Le’Veon Bell’s teammates are Big Mad and other news of the week The Week That Was Sept. 3-6
Actress Carmen Electra and a Miami Dolphins cheerleader are suing two Denver-area strip clubs, one egregiously named The Players Club, for falsely using their images to promote the clubs. Colin Kaepernick, forcing conservatives to “own the libs” by agreeing with them on the questionable business practices of Nike, was announced as one of the faces of the shoe and apparel company’s “Just Do It” campaign. Former Michigan receiver Braylon Edwards, succinctly describing the state of America, said he was “excessive and emotional and inebriated” when he tweeted critically about his alma mater, which earned him an indefinite suspension from his employer, the Big Ten Network. The Buffalo Bills, whose failures in four consecutive Super Bowls in the 1990s allegedly led Timothy McVeigh to want to blow up a federal building, named Nathan Peterman as the team’s starter for Week 1 of the regular season.
The Arizona Cardinals, graduating from predatory for-profit universities to fraudulent insurance companies that didn’t want to honor claims by Hurricane Katrina survivors, announced that University of Phoenix Stadium will now be known as State Farm Stadium. Former Louisville men’s basketball coach Rick Pitino, who watched his career go down the drain in 15 seconds, found a way to blame Papa John’s founder John Schnatter for his termination from the school after an FBI investigation in 2017. Fox News host Tucker Carlson, the pot calling the police on the black kettle, accused Nike of “deciding that they are going to profit off of attacks on the country that made their company possible” for using Kaepernick in its advertisements. The NFL, like a male entertainer apologizing for sexually harassing one of his peers, released a statement through Apple’s Notes app in response to Nike’s decision on Kaepernick. President Donald Trump, who once mocked a reporter with a disability, joked about grabbing women’s genitals and said he preferred The Troops “who weren’t captured,” said Nike’s Kaepernick campaign is “a terrible message and a message that shouldn’t be sent. There’s no reason for it.”

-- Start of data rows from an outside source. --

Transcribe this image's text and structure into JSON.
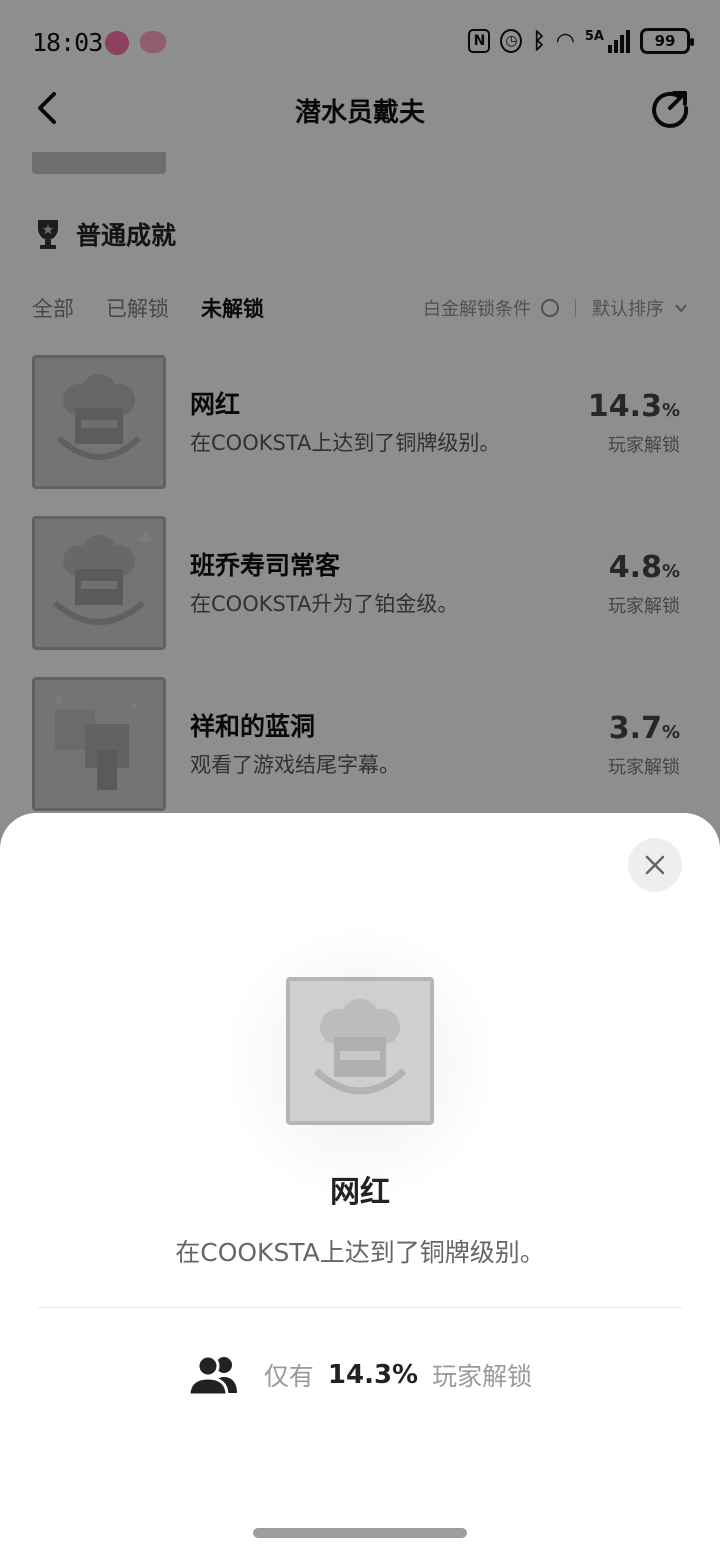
{
  "status_bar": {
    "time": "18:03",
    "icons": [
      "nfc-icon",
      "alarm-icon",
      "bluetooth-icon",
      "wifi-icon",
      "signal-icon"
    ],
    "network": "5A",
    "battery": "99"
  },
  "header": {
    "title": "潜水员戴夫"
  },
  "section": {
    "title": "普通成就"
  },
  "filters": {
    "tabs": [
      "全部",
      "已解锁",
      "未解锁"
    ],
    "active_tab": "未解锁",
    "platinum_condition": "白金解锁条件",
    "sort": "默认排序"
  },
  "achievements": [
    {
      "name": "网红",
      "desc": "在COOKSTA上达到了铜牌级别。",
      "pct": "14.3",
      "pct_unit": "%",
      "pct_label": "玩家解锁"
    },
    {
      "name": "班乔寿司常客",
      "desc": "在COOKSTA升为了铂金级。",
      "pct": "4.8",
      "pct_unit": "%",
      "pct_label": "玩家解锁"
    },
    {
      "name": "祥和的蓝洞",
      "desc": "观看了游戏结尾字幕。",
      "pct": "3.7",
      "pct_unit": "%",
      "pct_label": "玩家解锁"
    }
  ],
  "sheet": {
    "name": "网红",
    "desc": "在COOKSTA上达到了铜牌级别。",
    "stat_prefix": "仅有",
    "stat_pct": "14.3%",
    "stat_suffix": "玩家解锁"
  },
  "colors": {
    "scrim": "#000000",
    "sheet_bg": "#ffffff",
    "badge_gray": "#cfcfcf"
  }
}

Denver Broncos president John Elway, who drafted Brock Osweiler (6 feet 7 inches) and Paxton Lynch (6 feet 7 inches), neither of whom is still on the team, said he’s struggled with evaluating quarterbacks because, “With the QB position there’s as much that you have to have on the inside as the outside.” Portland Trail Blazers guard Damian Lillard, further rendering my profession obsolete, broke the news that an ESPN reporter was hired by a rival outlet. The woman who infamously dunked a fried chicken finger in a soda at the US Open said she did it because she was hung over and in “ ‘I don’t give a f—’ mode,” a message she imparted to her impressionable nephews, who were sitting next to her. New England Patriots quarterback Tom Brady, backtracking the second Jimmy Garoppolo was shipped off to the Bay Area, said he “would love to play five more years” in the NFL just three years after proclaiming his goal was to play for 10 more years. Former USFL team owner John Bassett, forecasting the plot of the 2016 election all the way back in 1984, said the “New York Times is supposed to be the most respected newspaper in the world and all they listen to is Donald Trump, who has duped them,” in response to the Times running anonymous quotes from Trump for a story. Pittsburgh Steelers offensive lineman Maurkice Pouncey, imitating best friend Aaron Hernandez, told teammate Le’Veon Bell, “If you don’t want to be here, it is what it is,” in response to Bell not reporting to the team during a contract standoff.
Dallas Cowboys owner Jerry Jones, who once signed Greg Hardy, named his stadium after AT&T and is still a partner with Papa John’s, said the Cowboys “take great pride in aligning themselves with the best brands in the world” while announcing a partnership with a local casino. Orlando Magic owner Richard DeVos, who once said of people who contracted HIV that “actions have consequences and you are responsible for yours. AIDS is a disease people gain because of their actions. It wasn’t like cancer. We all made the exceptions for how you got it, by accident, that was all solved a long time ago,” died at the age of 92. Wisconsin Gov. Scott Walker, whose hometown Green Bay Packers accepted at least $200,000 from the National Guard for paid displays of patriotism, criticized the running mate of Walker’s Democratic opponent, who tweeted, “Take a knee,” asking the opponent if he shares “that belief or does he believe that everyone should STAND UP for the national anthem out of respect for our Veterans and service members?”